Who are the sources who wrote this article ?

Published Date: October 11, 2020
Published By: David C. Dugdale, III, MD, Professor of Medicine, Division of General Medicine, Department of Medicine, University of Washington School of Medicine. Also reviewed by David Zieve, MD, MHA, Medical Director, Brenda Conaway, Editorial Director, and the A.D.A.M. Editorial team.

What are the references for this article ?

Mathews JB, Turaga K. Surgical peritonitis and other diseases of the peritoneum, mesentery, omentum, and diaphragm.
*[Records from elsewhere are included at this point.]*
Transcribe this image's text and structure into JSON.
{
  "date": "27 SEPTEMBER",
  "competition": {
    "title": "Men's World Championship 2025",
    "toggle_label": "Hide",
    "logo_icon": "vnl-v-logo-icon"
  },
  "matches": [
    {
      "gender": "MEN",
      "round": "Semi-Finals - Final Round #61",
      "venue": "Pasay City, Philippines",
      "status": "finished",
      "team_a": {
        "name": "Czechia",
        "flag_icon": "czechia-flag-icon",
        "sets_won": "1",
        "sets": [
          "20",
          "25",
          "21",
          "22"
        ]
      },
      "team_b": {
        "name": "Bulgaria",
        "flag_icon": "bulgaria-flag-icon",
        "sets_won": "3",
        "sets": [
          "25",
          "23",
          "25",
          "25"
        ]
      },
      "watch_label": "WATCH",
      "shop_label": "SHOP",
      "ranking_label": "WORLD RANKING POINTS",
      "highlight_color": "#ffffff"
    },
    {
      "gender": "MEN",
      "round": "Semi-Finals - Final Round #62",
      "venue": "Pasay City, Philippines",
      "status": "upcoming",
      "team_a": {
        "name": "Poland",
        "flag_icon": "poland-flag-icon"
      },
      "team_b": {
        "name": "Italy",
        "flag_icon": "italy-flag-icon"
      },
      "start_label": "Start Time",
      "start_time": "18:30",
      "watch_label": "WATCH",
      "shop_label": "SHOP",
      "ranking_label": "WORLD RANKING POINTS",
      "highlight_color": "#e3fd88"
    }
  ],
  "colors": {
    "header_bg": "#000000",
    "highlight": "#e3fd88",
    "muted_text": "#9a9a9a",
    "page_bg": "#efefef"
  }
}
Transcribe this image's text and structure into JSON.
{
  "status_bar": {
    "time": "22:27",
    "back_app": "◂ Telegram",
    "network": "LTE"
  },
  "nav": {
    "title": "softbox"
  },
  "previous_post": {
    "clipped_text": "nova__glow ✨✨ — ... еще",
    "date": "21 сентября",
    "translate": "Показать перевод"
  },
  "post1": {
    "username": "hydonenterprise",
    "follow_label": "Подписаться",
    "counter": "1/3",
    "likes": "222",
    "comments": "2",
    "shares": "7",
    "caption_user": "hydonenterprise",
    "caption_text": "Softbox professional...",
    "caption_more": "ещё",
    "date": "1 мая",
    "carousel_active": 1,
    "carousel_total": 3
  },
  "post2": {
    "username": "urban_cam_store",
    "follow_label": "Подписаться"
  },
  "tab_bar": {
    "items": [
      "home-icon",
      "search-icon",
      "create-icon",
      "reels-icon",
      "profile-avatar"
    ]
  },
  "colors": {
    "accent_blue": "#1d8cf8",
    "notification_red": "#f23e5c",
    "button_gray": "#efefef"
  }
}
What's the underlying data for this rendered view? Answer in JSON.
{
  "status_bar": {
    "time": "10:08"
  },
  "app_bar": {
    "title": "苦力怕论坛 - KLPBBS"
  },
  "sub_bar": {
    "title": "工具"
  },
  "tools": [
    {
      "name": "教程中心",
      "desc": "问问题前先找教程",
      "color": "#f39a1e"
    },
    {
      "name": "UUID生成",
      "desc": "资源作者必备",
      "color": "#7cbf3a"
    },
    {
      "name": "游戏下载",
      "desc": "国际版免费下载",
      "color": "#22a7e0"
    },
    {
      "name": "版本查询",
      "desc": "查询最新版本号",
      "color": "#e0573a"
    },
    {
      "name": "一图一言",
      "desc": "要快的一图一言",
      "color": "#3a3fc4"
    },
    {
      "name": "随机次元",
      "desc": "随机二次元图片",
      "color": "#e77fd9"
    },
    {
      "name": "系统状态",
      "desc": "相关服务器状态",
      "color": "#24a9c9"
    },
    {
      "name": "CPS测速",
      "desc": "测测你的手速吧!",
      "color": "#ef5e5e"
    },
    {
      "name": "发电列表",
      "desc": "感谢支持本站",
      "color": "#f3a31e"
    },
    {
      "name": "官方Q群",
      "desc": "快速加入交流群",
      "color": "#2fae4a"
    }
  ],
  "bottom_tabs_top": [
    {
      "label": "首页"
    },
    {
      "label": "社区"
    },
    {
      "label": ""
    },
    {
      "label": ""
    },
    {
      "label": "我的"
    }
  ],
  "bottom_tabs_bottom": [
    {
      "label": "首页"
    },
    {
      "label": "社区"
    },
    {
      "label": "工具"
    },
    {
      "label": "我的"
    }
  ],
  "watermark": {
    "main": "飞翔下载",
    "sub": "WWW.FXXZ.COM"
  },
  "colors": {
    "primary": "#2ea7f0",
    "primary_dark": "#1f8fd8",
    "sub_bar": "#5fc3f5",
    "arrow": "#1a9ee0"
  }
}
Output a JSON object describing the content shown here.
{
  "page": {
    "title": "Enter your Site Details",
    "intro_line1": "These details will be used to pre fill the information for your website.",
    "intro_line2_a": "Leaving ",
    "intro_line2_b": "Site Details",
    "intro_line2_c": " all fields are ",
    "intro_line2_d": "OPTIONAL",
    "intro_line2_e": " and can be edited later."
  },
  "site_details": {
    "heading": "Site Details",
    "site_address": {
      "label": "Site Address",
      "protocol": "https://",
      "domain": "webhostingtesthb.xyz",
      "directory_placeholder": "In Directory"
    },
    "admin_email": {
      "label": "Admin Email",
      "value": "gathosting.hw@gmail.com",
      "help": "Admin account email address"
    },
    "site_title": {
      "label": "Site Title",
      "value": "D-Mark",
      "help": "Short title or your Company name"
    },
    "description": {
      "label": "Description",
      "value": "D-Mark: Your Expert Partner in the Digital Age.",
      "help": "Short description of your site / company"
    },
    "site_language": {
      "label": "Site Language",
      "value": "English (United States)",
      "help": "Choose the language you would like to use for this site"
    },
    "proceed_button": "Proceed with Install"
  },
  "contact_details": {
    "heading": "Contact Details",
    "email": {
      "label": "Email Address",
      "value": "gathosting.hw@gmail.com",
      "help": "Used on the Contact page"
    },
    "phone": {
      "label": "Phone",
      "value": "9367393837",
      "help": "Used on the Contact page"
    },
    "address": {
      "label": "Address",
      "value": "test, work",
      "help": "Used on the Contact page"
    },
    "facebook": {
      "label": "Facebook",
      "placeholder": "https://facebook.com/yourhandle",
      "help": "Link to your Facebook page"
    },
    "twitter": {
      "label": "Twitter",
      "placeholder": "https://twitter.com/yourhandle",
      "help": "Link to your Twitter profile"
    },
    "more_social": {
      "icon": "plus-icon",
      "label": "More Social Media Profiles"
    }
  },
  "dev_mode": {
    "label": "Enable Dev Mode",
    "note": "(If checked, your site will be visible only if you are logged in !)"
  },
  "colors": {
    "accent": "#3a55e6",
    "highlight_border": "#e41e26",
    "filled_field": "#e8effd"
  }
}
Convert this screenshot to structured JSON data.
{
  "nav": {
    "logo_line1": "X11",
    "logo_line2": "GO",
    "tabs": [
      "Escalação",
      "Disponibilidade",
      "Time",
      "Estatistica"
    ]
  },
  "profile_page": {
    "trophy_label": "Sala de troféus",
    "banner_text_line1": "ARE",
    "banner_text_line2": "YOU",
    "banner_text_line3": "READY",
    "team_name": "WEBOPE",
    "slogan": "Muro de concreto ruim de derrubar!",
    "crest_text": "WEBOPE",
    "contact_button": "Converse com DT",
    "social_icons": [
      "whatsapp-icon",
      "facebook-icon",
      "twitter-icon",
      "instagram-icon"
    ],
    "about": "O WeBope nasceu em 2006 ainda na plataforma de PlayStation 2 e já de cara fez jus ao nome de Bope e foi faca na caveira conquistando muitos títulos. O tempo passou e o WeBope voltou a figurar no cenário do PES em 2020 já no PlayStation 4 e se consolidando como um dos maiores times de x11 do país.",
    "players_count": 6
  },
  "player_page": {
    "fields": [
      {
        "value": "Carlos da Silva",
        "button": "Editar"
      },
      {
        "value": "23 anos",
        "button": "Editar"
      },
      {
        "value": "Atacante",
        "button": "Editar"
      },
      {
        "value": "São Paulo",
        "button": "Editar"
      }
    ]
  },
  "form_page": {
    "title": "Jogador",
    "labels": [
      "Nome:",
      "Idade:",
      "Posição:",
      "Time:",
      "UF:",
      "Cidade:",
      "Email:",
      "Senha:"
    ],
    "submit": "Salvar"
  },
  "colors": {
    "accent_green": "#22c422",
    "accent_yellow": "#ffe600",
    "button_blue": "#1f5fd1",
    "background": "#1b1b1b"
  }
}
In: Feldman M, Friedman LS, Brandt LJ, eds. Sleisenger and Fordtran's Gastrointestinal and Liver Disease. 11th ed. Philadelphia, PA: Elsevier; 2021:chap 39.

McQuaid KR. Approach to the patient with gastrointestinal disease. In: Goldman L, Schafer AI, eds. Goldman-Cecil Medicine. 26th ed. Philadelphia, PA: Elsevier; 2020:chap 123.

Mettler FA, Guiberteau MJ. Inflammation and infection imaging. In: Mettler FA, Guiberteau MJ, eds. Essentials of Nuclear Medicine and Molecular Imaging. 7th ed. Philadelphia, PA: Elsevier; 2019:chap 12.

Privratsky AM, Barreto JC, Turnage RH. Abdominal wall, umbilicus, peritoneum, mesenteries, omentum, and retroperitoneum. In: Townsend CM Jr, Beauchamp RD, Evers BM, Mattox KL, eds. Sabiston Textbook of Surgery. 21st ed. Philadelphia, PA: Elsevier; 2022:chap 44.